The next story comes from the beautiful book, Daughters in My Kingdom, given to all the Relief Society sisters last year. I was thrilled to see the stories of some of our early Mormon midwives and lady doctors shared in this great book. The following story, in particular, was a powerful and beautiful testament to me that those who oversee our births can be given clear and direct guidance straight from the Lord on our behalf when they are in-tune.

Emma Andersen Liljenquist attended a course in midwifery in Utah after President Brigham Young had urged many sisters to receive medical training to meet the needs of the Saints and their growing families. This was also at the time when women were officially called and set apart as midwives for life (you can read more about midwifery as a spiritual calling in our book and here). Emma recorded these experiences from her years as a midwife among the saints:

After being set apart by Apostle John Henry Smith and several others, I returned home to do my work, having been promised by the Apostles that if I lived right I should always know what to do in case of any difficulties. . . . That promise has been fulfilled to the very letter. Many times when one of my patients was seriously ill, I have asked my Heavenly Father for assistance, and in every case it was given to me. One in particular was a lady who had just given birth to a baby and hemorrhage set in. The husband called the doctor, but he did not realize that it was so serious. I . . . asked the Lord to help us. The hemorrhage ceased and I did the necessary things for her. When the doctor arrived, he said he could hardly believe what had happened, but said I had done exactly what he would have done. . . . I have brought over one thousand babies [into the world]. Once again I give thanks to my Heavenly Father for His help and the strength the Lord has given me, for without it I could not have rendered this service to my sisters in our community. (Daughters in My Kingdom, p. 55-56)

I am in awe of Emma’s great faith. I can’t imagine how humbling it must be to know that you are overseeing the entrance of another human soul into mortality and protecting the sacred vessel bringing that soul here: the mother. What a marvelous yet daunting task to shoulder. I don’t know how anyone could do it without the Lord. I love Emma’s humble insistence that she could not have done her duties without His help. As I said before, there is no greater “doctor” than the Lord, and as our Father and Creator, He knows our bodies and their physical processes better than anyone. He knows exactly what these physical bodies need to heal and be made whole.

Sometimes, however, the Lord calls babies or mothers home. Sometimes their right path is not to be healed or delivered from difficulty. Though I cannot begin to imagine the heartache felt by those left behind under such circumstances, I feel certain that those babies, mothers, and grieving loved ones are no less “in good hands” as they endure those losses.
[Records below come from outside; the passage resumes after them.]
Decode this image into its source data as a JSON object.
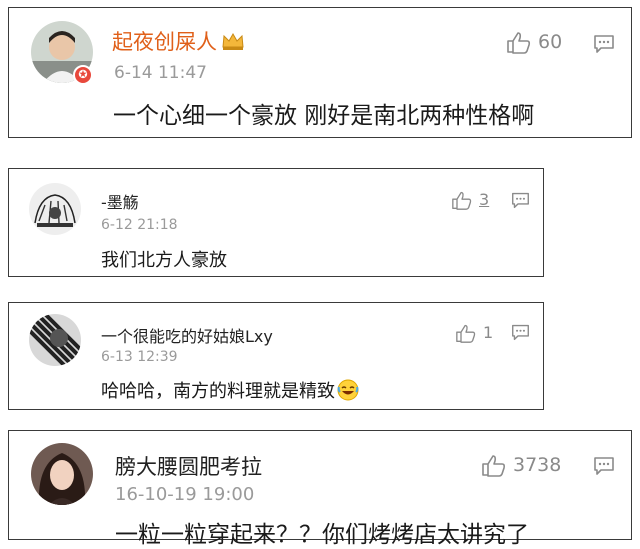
{
  "comments": [
    {
      "user": "起夜创屎人",
      "time": "6-14 11:47",
      "text": "一个心细一个豪放 刚好是南北两种性格啊",
      "likes": "60",
      "name_color": "#e0601a",
      "badge_icon": "vip-badge-icon",
      "crown_icon": "crown-icon"
    },
    {
      "user": "-墨觞",
      "time": "6-12 21:18",
      "text": "我们北方人豪放",
      "likes": "3",
      "name_color": "#222222"
    },
    {
      "user": "一个很能吃的好姑娘Lxy",
      "time": "6-13 12:39",
      "text": "哈哈哈，南方的料理就是精致",
      "likes": "1",
      "name_color": "#222222",
      "emoji_icon": "laughing-emoji-icon"
    },
    {
      "user": "膀大腰圆肥考拉",
      "time": "16-10-19 19:00",
      "text": "一粒一粒穿起来？？你们烤烤店太讲究了",
      "likes": "3738",
      "name_color": "#222222"
    }
  ],
  "icons": {
    "like": "thumbs-up-icon",
    "reply": "comment-icon"
  }
}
Having lost close loved ones myself, I can testify to the overwhelming peace that can envelop and surround and strengthen those in mourning.

Whether we are given miraculous healing and rescue or given miraculous peace in times of loss, I know with all my heart that we are always in Good Hands.